▶ AIM OF THE TASK:
The entries that follow should be reproduced exactly, with no images carried over.
=== Section Start ===
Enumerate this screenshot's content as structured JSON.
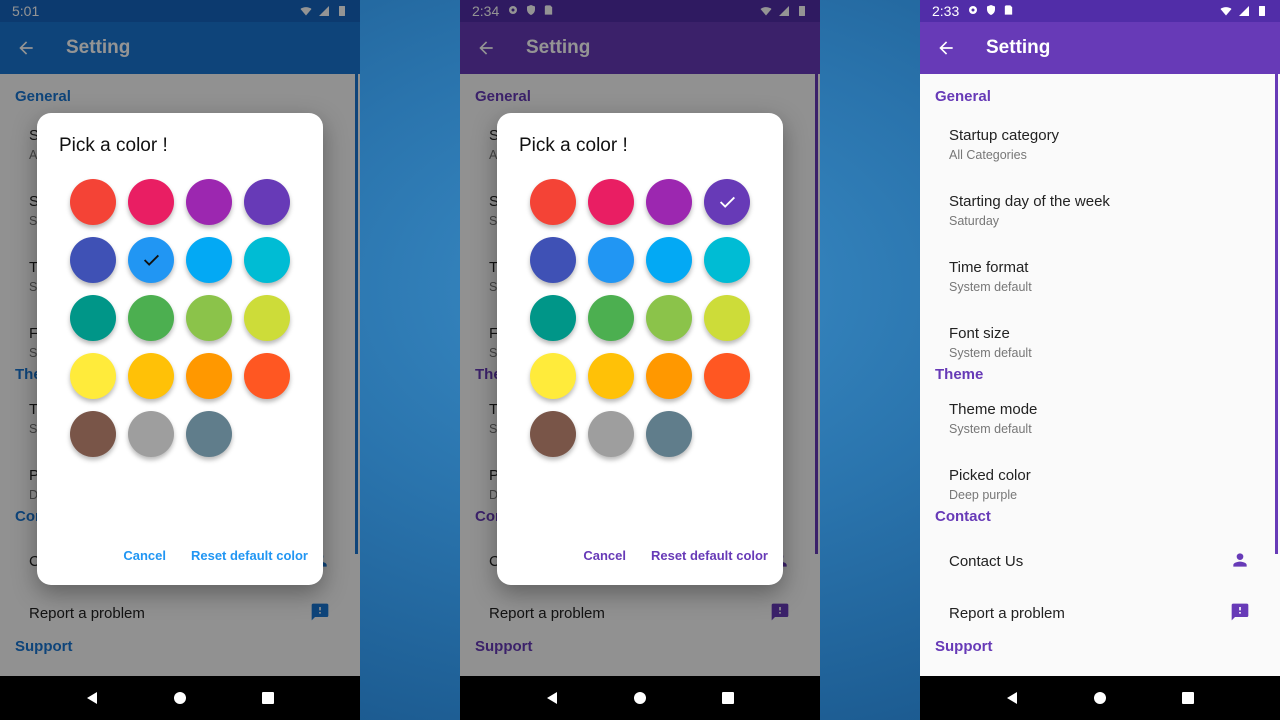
{
  "colors": {
    "blue_primary": "#1976d2",
    "blue_dark": "#1565c0",
    "blue_accent": "#2196f3",
    "purple_primary": "#673ab7",
    "purple_dark": "#512da8",
    "purple_accent": "#673ab7"
  },
  "screens": [
    {
      "status_time": "5:01",
      "app_title": "Setting",
      "has_dialog": true,
      "theme": "blue",
      "selected_color_index": 5
    },
    {
      "status_time": "2:34",
      "app_title": "Setting",
      "has_dialog": true,
      "theme": "purple",
      "selected_color_index": 3
    },
    {
      "status_time": "2:33",
      "app_title": "Setting",
      "has_dialog": false,
      "theme": "purple",
      "selected_color_index": null
    }
  ],
  "settings": {
    "general_header": "General",
    "startup_category": {
      "title": "Startup category",
      "subtitle": "All Categories"
    },
    "starting_day": {
      "title": "Starting day of the week",
      "subtitle": "Saturday"
    },
    "time_format": {
      "title": "Time format",
      "subtitle": "System default"
    },
    "font_size": {
      "title": "Font size",
      "subtitle": "System default"
    },
    "theme_header": "Theme",
    "theme_mode": {
      "title": "Theme mode",
      "subtitle": "System default"
    },
    "picked_color": {
      "title": "Picked color",
      "subtitle": "Deep purple"
    },
    "contact_header": "Contact",
    "contact_us": {
      "title": "Contact Us",
      "icon": "person-icon"
    },
    "report_problem": {
      "title": "Report a problem",
      "icon": "feedback-icon"
    },
    "support_header": "Support"
  },
  "dialog": {
    "title": "Pick a color !",
    "cancel_label": "Cancel",
    "reset_label": "Reset default color",
    "swatches": [
      "#f44336",
      "#e91e63",
      "#9c27b0",
      "#673ab7",
      "#3f51b5",
      "#2196f3",
      "#03a9f4",
      "#00bcd4",
      "#009688",
      "#4caf50",
      "#8bc34a",
      "#cddc39",
      "#ffeb3b",
      "#ffc107",
      "#ff9800",
      "#ff5722",
      "#795548",
      "#9e9e9e",
      "#607d8b"
    ]
  }
}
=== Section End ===
▶ ANSWER SPACE:
Enumerate this screenshot's content as structured JSON.
{
  "colors": {
    "blue_primary": "#1976d2",
    "blue_dark": "#1565c0",
    "blue_accent": "#2196f3",
    "purple_primary": "#673ab7",
    "purple_dark": "#512da8",
    "purple_accent": "#673ab7"
  },
  "screens": [
    {
      "status_time": "5:01",
      "app_title": "Setting",
      "has_dialog": true,
      "theme": "blue",
      "selected_color_index": 5
    },
    {
      "status_time": "2:34",
      "app_title": "Setting",
      "has_dialog": true,
      "theme": "purple",
      "selected_color_index": 3
    },
    {
      "status_time": "2:33",
      "app_title": "Setting",
      "has_dialog": false,
      "theme": "purple",
      "selected_color_index": null
    }
  ],
  "settings": {
    "general_header": "General",
    "startup_category": {
      "title": "Startup category",
      "subtitle": "All Categories"
    },
    "starting_day": {
      "title": "Starting day of the week",
      "subtitle": "Saturday"
    },
    "time_format": {
      "title": "Time format",
      "subtitle": "System default"
    },
    "font_size": {
      "title": "Font size",
      "subtitle": "System default"
    },
    "theme_header": "Theme",
    "theme_mode": {
      "title": "Theme mode",
      "subtitle": "System default"
    },
    "picked_color": {
      "title": "Picked color",
      "subtitle": "Deep purple"
    },
    "contact_header": "Contact",
    "contact_us": {
      "title": "Contact Us",
      "icon": "person-icon"
    },
    "report_problem": {
      "title": "Report a problem",
      "icon": "feedback-icon"
    },
    "support_header": "Support"
  },
  "dialog": {
    "title": "Pick a color !",
    "cancel_label": "Cancel",
    "reset_label": "Reset default color",
    "swatches": [
      "#f44336",
      "#e91e63",
      "#9c27b0",
      "#673ab7",
      "#3f51b5",
      "#2196f3",
      "#03a9f4",
      "#00bcd4",
      "#009688",
      "#4caf50",
      "#8bc34a",
      "#cddc39",
      "#ffeb3b",
      "#ffc107",
      "#ff9800",
      "#ff5722",
      "#795548",
      "#9e9e9e",
      "#607d8b"
    ]
  }
}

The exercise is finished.